• _Problem description_: Repeat the entries beneath in their entirety, precisely as given.

• _Data listing_:
..........

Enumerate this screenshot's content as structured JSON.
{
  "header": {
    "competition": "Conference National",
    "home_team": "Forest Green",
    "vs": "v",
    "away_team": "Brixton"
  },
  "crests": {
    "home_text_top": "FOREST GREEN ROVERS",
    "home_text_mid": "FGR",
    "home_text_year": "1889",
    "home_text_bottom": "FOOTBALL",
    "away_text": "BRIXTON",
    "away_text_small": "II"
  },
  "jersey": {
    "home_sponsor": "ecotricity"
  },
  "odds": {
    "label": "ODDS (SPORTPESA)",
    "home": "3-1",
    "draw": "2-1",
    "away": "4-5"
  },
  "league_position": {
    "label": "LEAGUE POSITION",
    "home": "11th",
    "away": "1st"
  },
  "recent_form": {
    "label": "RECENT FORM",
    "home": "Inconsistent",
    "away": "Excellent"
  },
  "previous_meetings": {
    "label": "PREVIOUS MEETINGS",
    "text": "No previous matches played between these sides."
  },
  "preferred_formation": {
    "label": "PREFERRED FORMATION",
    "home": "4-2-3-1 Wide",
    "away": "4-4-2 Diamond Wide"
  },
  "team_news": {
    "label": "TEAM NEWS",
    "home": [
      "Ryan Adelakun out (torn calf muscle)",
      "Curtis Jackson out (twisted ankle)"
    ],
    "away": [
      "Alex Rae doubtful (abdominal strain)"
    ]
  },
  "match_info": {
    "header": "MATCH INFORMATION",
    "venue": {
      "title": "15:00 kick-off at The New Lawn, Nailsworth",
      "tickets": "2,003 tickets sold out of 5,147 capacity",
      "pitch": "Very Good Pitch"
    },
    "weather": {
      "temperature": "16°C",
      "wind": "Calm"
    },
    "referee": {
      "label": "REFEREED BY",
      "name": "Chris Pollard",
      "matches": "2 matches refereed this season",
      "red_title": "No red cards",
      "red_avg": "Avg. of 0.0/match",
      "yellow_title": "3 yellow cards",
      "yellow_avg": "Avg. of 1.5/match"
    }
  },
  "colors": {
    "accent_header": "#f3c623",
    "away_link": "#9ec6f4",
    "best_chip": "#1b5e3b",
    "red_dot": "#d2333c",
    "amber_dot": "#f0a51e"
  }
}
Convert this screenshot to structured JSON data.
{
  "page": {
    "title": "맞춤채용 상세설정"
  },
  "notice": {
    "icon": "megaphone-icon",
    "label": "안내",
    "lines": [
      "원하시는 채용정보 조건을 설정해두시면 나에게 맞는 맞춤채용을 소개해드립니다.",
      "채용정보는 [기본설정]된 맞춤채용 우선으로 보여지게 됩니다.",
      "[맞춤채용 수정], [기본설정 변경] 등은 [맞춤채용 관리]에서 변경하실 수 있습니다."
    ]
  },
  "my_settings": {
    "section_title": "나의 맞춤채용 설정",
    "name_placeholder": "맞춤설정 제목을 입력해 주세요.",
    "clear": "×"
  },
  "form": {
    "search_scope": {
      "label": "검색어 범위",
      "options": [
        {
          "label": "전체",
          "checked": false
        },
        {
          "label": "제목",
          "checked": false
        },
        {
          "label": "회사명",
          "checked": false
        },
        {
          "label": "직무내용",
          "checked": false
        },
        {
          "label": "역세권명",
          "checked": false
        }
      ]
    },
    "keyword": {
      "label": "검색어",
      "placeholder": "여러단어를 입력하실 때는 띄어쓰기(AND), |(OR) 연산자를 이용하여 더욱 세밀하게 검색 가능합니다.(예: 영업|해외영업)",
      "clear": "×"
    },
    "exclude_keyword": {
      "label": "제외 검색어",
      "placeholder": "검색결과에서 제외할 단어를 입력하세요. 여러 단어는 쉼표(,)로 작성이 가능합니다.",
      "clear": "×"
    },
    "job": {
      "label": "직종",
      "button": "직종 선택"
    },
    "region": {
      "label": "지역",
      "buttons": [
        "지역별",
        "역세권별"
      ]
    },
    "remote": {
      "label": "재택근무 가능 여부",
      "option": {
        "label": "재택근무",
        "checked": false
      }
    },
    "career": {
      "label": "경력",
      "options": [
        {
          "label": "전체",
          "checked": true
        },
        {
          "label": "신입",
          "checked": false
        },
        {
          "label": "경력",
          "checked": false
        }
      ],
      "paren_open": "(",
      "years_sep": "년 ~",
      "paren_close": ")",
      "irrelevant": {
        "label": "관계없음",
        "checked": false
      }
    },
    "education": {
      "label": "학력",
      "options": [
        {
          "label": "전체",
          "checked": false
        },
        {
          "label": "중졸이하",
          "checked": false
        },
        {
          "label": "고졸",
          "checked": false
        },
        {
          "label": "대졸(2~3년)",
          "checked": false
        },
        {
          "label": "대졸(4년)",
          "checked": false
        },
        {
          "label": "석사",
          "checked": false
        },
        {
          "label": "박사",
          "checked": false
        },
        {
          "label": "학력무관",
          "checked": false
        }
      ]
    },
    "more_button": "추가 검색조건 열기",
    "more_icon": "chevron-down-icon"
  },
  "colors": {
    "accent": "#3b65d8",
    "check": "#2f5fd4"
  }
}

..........

• _Answer section_:
Enumerate this screenshot's content as structured JSON.
{
  "header": {
    "competition": "Conference National",
    "home_team": "Forest Green",
    "vs": "v",
    "away_team": "Brixton"
  },
  "crests": {
    "home_text_top": "FOREST GREEN ROVERS",
    "home_text_mid": "FGR",
    "home_text_year": "1889",
    "home_text_bottom": "FOOTBALL",
    "away_text": "BRIXTON",
    "away_text_small": "II"
  },
  "jersey": {
    "home_sponsor": "ecotricity"
  },
  "odds": {
    "label": "ODDS (SPORTPESA)",
    "home": "3-1",
    "draw": "2-1",
    "away": "4-5"
  },
  "league_position": {
    "label": "LEAGUE POSITION",
    "home": "11th",
    "away": "1st"
  },
  "recent_form": {
    "label": "RECENT FORM",
    "home": "Inconsistent",
    "away": "Excellent"
  },
  "previous_meetings": {
    "label": "PREVIOUS MEETINGS",
    "text": "No previous matches played between these sides."
  },
  "preferred_formation": {
    "label": "PREFERRED FORMATION",
    "home": "4-2-3-1 Wide",
    "away": "4-4-2 Diamond Wide"
  },
  "team_news": {
    "label": "TEAM NEWS",
    "home": [
      "Ryan Adelakun out (torn calf muscle)",
      "Curtis Jackson out (twisted ankle)"
    ],
    "away": [
      "Alex Rae doubtful (abdominal strain)"
    ]
  },
  "match_info": {
    "header": "MATCH INFORMATION",
    "venue": {
      "title": "15:00 kick-off at The New Lawn, Nailsworth",
      "tickets": "2,003 tickets sold out of 5,147 capacity",
      "pitch": "Very Good Pitch"
    },
    "weather": {
      "temperature": "16°C",
      "wind": "Calm"
    },
    "referee": {
      "label": "REFEREED BY",
      "name": "Chris Pollard",
      "matches": "2 matches refereed this season",
      "red_title": "No red cards",
      "red_avg": "Avg. of 0.0/match",
      "yellow_title": "3 yellow cards",
      "yellow_avg": "Avg. of 1.5/match"
    }
  },
  "colors": {
    "accent_header": "#f3c623",
    "away_link": "#9ec6f4",
    "best_chip": "#1b5e3b",
    "red_dot": "#d2333c",
    "amber_dot": "#f0a51e"
  }
}
Convert this screenshot to structured JSON data.
{
  "page": {
    "title": "맞춤채용 상세설정"
  },
  "notice": {
    "icon": "megaphone-icon",
    "label": "안내",
    "lines": [
      "원하시는 채용정보 조건을 설정해두시면 나에게 맞는 맞춤채용을 소개해드립니다.",
      "채용정보는 [기본설정]된 맞춤채용 우선으로 보여지게 됩니다.",
      "[맞춤채용 수정], [기본설정 변경] 등은 [맞춤채용 관리]에서 변경하실 수 있습니다."
    ]
  },
  "my_settings": {
    "section_title": "나의 맞춤채용 설정",
    "name_placeholder": "맞춤설정 제목을 입력해 주세요.",
    "clear": "×"
  },
  "form": {
    "search_scope": {
      "label": "검색어 범위",
      "options": [
        {
          "label": "전체",
          "checked": false
        },
        {
          "label": "제목",
          "checked": false
        },
        {
          "label": "회사명",
          "checked": false
        },
        {
          "label": "직무내용",
          "checked": false
        },
        {
          "label": "역세권명",
          "checked": false
        }
      ]
    },
    "keyword": {
      "label": "검색어",
      "placeholder": "여러단어를 입력하실 때는 띄어쓰기(AND), |(OR) 연산자를 이용하여 더욱 세밀하게 검색 가능합니다.(예: 영업|해외영업)",
      "clear": "×"
    },
    "exclude_keyword": {
      "label": "제외 검색어",
      "placeholder": "검색결과에서 제외할 단어를 입력하세요. 여러 단어는 쉼표(,)로 작성이 가능합니다.",
      "clear": "×"
    },
    "job": {
      "label": "직종",
      "button": "직종 선택"
    },
    "region": {
      "label": "지역",
      "buttons": [
        "지역별",
        "역세권별"
      ]
    },
    "remote": {
      "label": "재택근무 가능 여부",
      "option": {
        "label": "재택근무",
        "checked": false
      }
    },
    "career": {
      "label": "경력",
      "options": [
        {
          "label": "전체",
          "checked": true
        },
        {
          "label": "신입",
          "checked": false
        },
        {
          "label": "경력",
          "checked": false
        }
      ],
      "paren_open": "(",
      "years_sep": "년 ~",
      "paren_close": ")",
      "irrelevant": {
        "label": "관계없음",
        "checked": false
      }
    },
    "education": {
      "label": "학력",
      "options": [
        {
          "label": "전체",
          "checked": false
        },
        {
          "label": "중졸이하",
          "checked": false
        },
        {
          "label": "고졸",
          "checked": false
        },
        {
          "label": "대졸(2~3년)",
          "checked": false
        },
        {
          "label": "대졸(4년)",
          "checked": false
        },
        {
          "label": "석사",
          "checked": false
        },
        {
          "label": "박사",
          "checked": false
        },
        {
          "label": "학력무관",
          "checked": false
        }
      ]
    },
    "more_button": "추가 검색조건 열기",
    "more_icon": "chevron-down-icon"
  },
  "colors": {
    "accent": "#3b65d8",
    "check": "#2f5fd4"
  }
}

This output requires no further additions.